(Dataset rows describing interfaces)
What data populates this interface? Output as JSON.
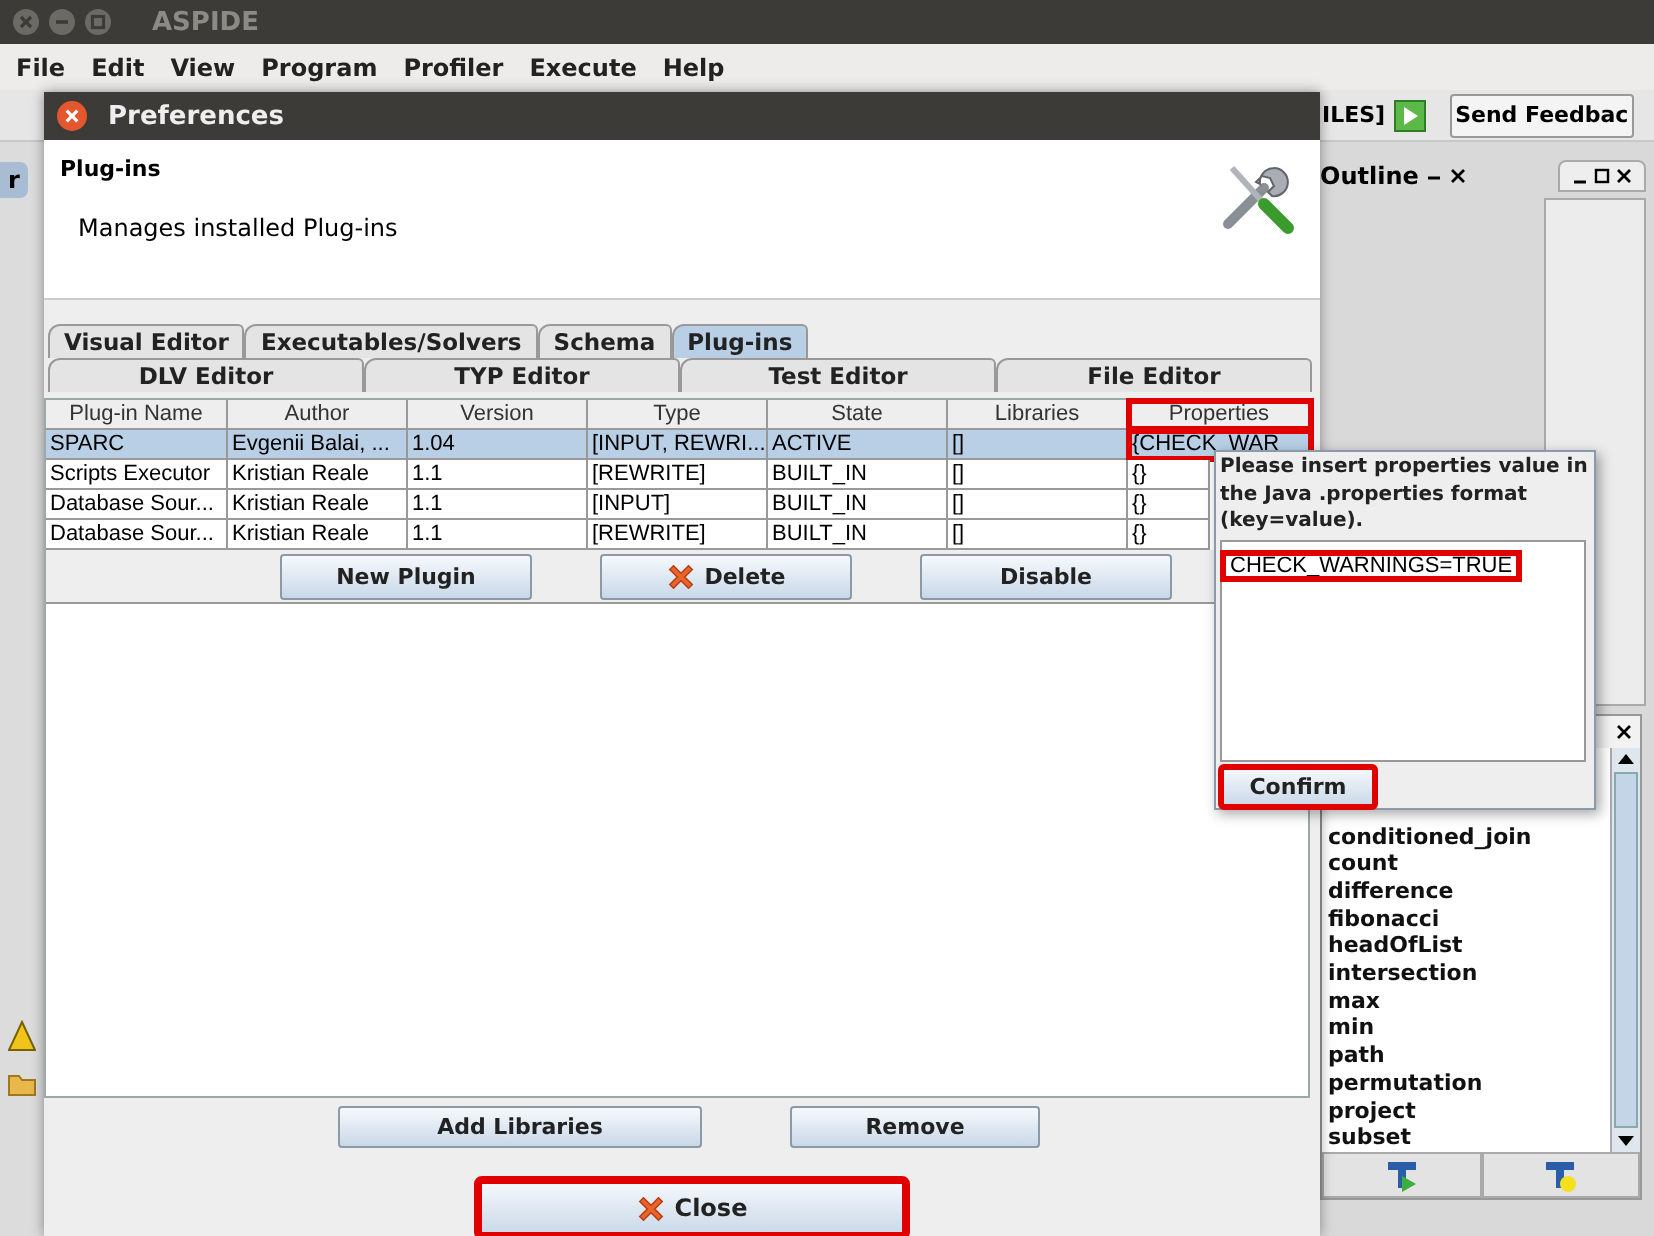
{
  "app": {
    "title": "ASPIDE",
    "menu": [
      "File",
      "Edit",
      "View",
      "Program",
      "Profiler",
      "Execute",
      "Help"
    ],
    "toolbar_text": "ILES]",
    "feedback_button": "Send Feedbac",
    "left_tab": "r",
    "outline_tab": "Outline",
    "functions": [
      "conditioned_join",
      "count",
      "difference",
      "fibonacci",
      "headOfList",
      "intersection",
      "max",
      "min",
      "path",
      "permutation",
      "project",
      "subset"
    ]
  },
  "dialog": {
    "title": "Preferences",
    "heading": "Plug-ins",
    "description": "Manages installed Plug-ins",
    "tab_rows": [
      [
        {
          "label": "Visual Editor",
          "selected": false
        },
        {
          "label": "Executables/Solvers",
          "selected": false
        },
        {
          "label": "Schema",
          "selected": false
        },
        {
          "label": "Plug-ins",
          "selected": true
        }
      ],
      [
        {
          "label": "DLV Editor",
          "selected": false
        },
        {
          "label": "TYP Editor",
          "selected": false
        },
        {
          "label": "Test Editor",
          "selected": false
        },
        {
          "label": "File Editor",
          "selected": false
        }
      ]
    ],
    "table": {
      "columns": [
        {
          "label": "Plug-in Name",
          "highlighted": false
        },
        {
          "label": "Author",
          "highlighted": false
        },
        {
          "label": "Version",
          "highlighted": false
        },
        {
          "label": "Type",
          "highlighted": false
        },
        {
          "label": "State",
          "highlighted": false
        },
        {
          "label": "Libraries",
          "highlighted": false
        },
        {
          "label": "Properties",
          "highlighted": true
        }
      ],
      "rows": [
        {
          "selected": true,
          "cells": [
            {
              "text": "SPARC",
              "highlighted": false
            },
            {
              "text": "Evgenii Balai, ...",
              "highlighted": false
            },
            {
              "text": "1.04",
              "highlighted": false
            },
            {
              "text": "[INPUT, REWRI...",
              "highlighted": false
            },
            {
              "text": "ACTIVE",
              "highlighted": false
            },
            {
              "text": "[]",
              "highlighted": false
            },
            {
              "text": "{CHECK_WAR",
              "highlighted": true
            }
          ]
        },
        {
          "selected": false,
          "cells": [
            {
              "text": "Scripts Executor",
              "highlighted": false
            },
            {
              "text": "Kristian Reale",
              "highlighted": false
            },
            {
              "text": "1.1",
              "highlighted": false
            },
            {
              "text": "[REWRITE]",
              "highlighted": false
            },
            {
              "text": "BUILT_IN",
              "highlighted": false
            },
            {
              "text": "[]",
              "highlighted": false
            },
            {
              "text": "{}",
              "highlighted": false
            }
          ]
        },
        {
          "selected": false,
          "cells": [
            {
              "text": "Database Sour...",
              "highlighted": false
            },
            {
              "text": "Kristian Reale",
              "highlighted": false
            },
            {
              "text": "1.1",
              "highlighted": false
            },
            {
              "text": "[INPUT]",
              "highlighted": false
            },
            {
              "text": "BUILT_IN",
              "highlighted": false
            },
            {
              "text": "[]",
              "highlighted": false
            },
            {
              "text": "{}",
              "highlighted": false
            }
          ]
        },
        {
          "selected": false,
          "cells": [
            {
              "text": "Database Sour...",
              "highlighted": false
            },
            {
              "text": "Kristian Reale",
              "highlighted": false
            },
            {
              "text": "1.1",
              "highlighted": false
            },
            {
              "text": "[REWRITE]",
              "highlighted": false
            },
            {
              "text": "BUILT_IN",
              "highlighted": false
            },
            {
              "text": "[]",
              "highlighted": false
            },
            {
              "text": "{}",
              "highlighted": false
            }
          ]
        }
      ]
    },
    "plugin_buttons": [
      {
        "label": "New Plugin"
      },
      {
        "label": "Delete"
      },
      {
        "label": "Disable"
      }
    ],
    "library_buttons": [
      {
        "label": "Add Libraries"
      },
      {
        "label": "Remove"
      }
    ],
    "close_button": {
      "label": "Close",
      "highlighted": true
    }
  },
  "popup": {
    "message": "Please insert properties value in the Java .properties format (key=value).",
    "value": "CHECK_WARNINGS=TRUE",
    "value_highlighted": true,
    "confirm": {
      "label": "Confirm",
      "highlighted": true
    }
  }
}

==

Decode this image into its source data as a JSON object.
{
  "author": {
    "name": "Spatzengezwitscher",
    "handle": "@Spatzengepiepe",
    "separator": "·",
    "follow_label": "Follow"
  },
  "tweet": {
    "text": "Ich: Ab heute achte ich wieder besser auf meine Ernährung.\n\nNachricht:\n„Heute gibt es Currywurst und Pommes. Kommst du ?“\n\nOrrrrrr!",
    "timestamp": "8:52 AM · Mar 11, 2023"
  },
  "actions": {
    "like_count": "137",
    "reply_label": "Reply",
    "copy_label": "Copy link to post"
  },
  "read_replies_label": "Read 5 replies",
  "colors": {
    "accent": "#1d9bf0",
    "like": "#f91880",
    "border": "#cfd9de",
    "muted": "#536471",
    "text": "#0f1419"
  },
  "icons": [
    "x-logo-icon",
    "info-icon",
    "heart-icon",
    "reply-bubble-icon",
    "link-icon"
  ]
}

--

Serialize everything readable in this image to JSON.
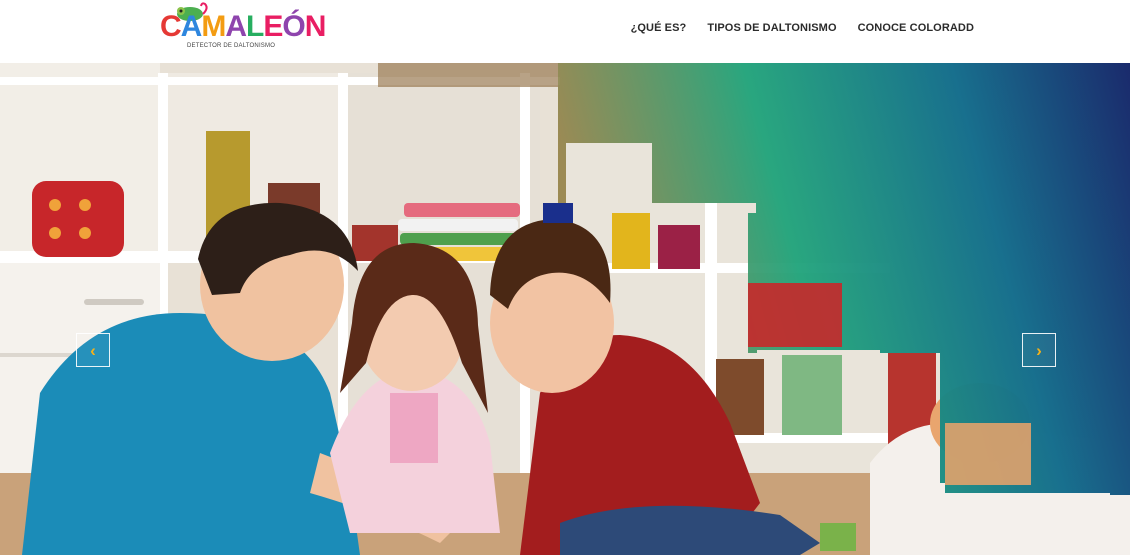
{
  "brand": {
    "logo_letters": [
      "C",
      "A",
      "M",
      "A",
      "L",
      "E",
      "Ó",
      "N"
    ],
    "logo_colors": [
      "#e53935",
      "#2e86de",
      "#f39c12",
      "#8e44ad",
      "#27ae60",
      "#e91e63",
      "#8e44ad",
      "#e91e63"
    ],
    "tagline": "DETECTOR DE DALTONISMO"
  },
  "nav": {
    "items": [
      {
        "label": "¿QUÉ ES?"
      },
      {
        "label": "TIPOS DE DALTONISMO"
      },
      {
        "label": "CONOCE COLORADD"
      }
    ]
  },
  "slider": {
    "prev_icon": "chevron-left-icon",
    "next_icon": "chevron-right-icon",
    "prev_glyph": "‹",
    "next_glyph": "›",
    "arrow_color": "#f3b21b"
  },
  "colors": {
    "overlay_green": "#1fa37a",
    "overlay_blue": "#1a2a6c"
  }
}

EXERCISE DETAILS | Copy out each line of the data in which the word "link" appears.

ANSWER |
    "copy_label": "Copy link to post"
    "link-icon"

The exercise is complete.